When we are working only for money and what it will buy we are no different than an animal seeking food, shelter and safety. Unfortunately, this is why most of the workforce today is not motivated. We’re just animals manipulated by reward and punishment. And more money isn’t the answer. “I need more money” most often can be translated as: “Look, I hate my job, but I can be bribed. Give me more money and I’ll keep my mouth shut, keep my nose clean and do as I’m told.” Then what happens?
Six months later I want another raise. The pain of my work is once again greater than the pleasure of the reward. I need more stimulation. Doing my best Jerry McGuire imitation I say, “Show me the money!” This is a never-ending cycle — because money never was the real issue.

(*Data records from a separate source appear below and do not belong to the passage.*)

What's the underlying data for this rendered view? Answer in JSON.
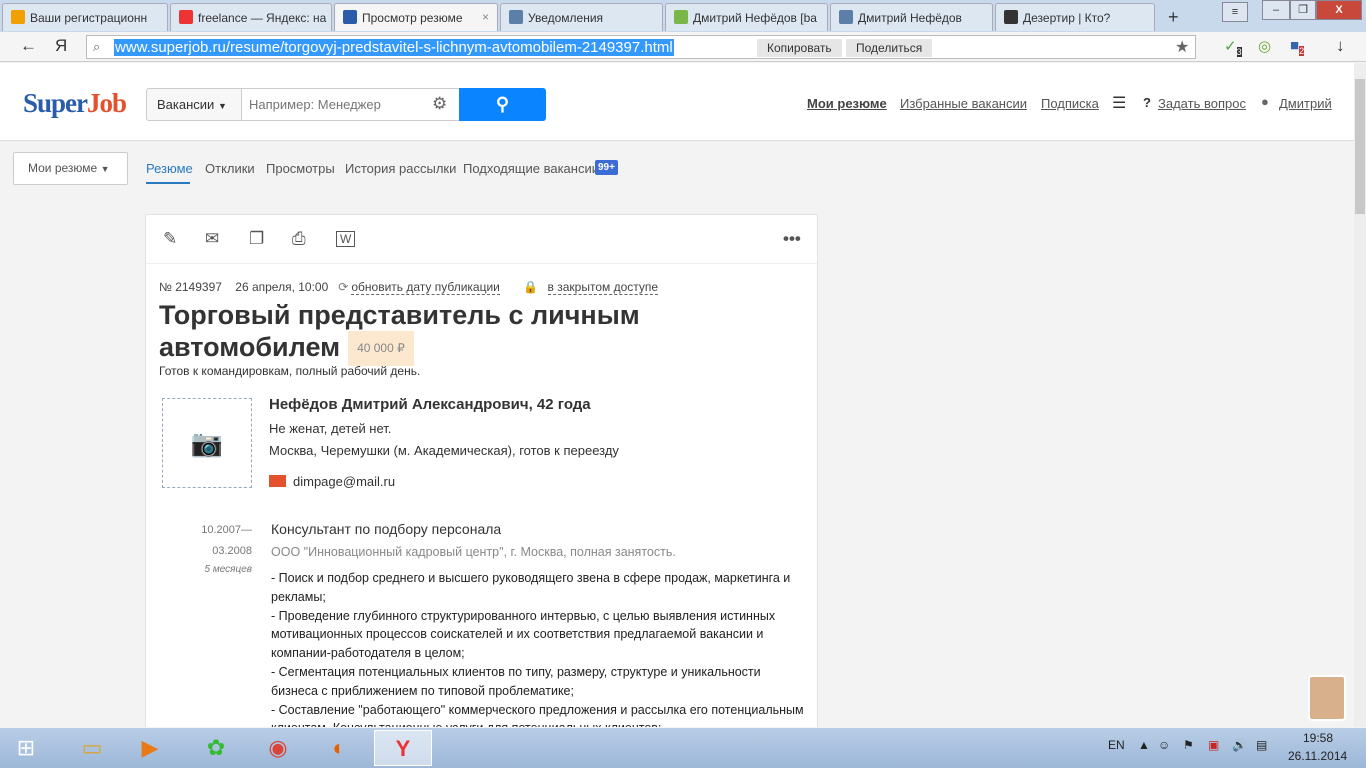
{
  "browser": {
    "tabs": [
      {
        "label": "Ваши регистрационн",
        "icon": "mail-icon",
        "color": "#f0a000"
      },
      {
        "label": "freelance — Яндекс: на",
        "icon": "yandex-icon",
        "color": "#e33"
      },
      {
        "label": "Просмотр резюме",
        "icon": "superjob-icon",
        "color": "#2a5caa",
        "active": true
      },
      {
        "label": "Уведомления",
        "icon": "vk-icon",
        "color": "#5b7fa6"
      },
      {
        "label": "Дмитрий Нефёдов [ba",
        "icon": "fl-icon",
        "color": "#7ab648"
      },
      {
        "label": "Дмитрий Нефёдов",
        "icon": "vk-icon",
        "color": "#5b7fa6"
      },
      {
        "label": "Дезертир | Кто?",
        "icon": "runner-icon",
        "color": "#333"
      }
    ],
    "tab_close": "×",
    "new_tab": "+",
    "url": "www.superjob.ru/resume/torgovyj-predstavitel-s-lichnym-avtomobilem-2149397.html",
    "copy": "Копировать",
    "share": "Поделиться",
    "ext_badges": [
      "3",
      "2"
    ]
  },
  "site": {
    "logo_a": "Super",
    "logo_b": "Job",
    "search_type": "Вакансии",
    "search_placeholder": "Например: Менеджер",
    "nav": [
      "Мои резюме",
      "Избранные вакансии",
      "Подписка",
      "Задать вопрос",
      "Дмитрий"
    ],
    "my_resumes": "Мои резюме",
    "subnav": [
      "Резюме",
      "Отклики",
      "Просмотры",
      "История рассылки",
      "Подходящие вакансии"
    ],
    "badge": "99+"
  },
  "resume": {
    "number": "№ 2149397",
    "date": "26 апреля, 10:00",
    "update": "обновить дату публикации",
    "access": "в закрытом доступе",
    "title": "Торговый представитель с личным автомобилем",
    "salary": "40 000 ₽",
    "conditions": "Готов к командировкам, полный рабочий день.",
    "name": "Нефёдов Дмитрий Александрович, 42 года",
    "family": "Не женат, детей нет.",
    "location": "Москва, Черемушки (м. Академическая), готов к переезду",
    "email": "dimpage@mail.ru",
    "job": {
      "from": "10.2007—",
      "to": "03.2008",
      "duration": "5 месяцев",
      "position": "Консультант по подбору персонала",
      "company": "ООО \"Инновационный кадровый центр\", г. Москва, полная занятость.",
      "description": [
        "- Поиск и подбор среднего и высшего руководящего звена в сфере продаж, маркетинга и рекламы;",
        "- Проведение глубинного структурированного интервью, с целью выявления истинных мотивационных процессов соискателей и их соответствия предлагаемой вакансии и компании-работодателя в целом;",
        "- Сегментация потенциальных клиентов по типу, размеру, структуре и уникальности бизнеса с приближением по типовой проблематике;",
        "- Составление \"работающего\" коммерческого предложения и рассылка его потенциальным клиентам. Консультационные услуги для потенциальных клиентов;"
      ]
    }
  },
  "taskbar": {
    "lang": "EN",
    "time": "19:58",
    "date": "26.11.2014"
  }
}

But since I’ve been conditioned to respond to reward and punishment, I don’t consciously realize what the real issue is — a lack of purpose.
After a steady dose of workplace reality, we often find ourselves right back where we started as children, asking ourselves what we want to be when we grow up. The problem is we are grown up. So we change jobs and what happens? Same song, second verse. It reminds me of a scene from the movie As Good As It Gets. Jack Nicholson plays an obsessive-compulsive writer who is in perpetual therapy. One day as he walks out of the office of his therapist, he looks around at the other people waiting to see the psychologist and asks aloud, “Do you ever wonder, is this as good as it gets?”
One woman Po Bronson interviewed for What Should I do with My Life? kept referring to his book as his “What Do I Want to Be When I Grow Up?” book. “I think that’s a notably different question,” writes Bronson. “It lacks the ‘Should,’ which hints at a moral or aspirational imperative, and it overemphasizes ‘Want,’ as in I want I want I want… Our wants are fleeting. They are also indulgent. Every philosophy draws a hard line between what you want and what you need.”
If you have children you hear “I want” a lot. You hate to tell them no, but you know what they think they want isn’t anywhere close to what they really want. It’s like the scene from Bruce Almighty, where Bruce (Jim Carrey) is given a chance by God (Morgan Freeman) to play God. Bruce causes big problems when he answers people’s prayers.
Bruce: I just gave them all what they wanted.
God: Yeah, but since when does anyone have a clue about what they want?
“What do you want?” isn’t the right question. The right question is, “What is your purpose.” It’s the form follows function follows purpose thing again. We get it backwards. We are searching for the form instead of searching for the purpose.
The Transformational Power of Purpose: Finding & Fulfilling Your Purpose in Life contains exercises at the end of each chapter that will help you find your purpose in life and set you on the path of its fulfillment (it makes a great graduation gift!).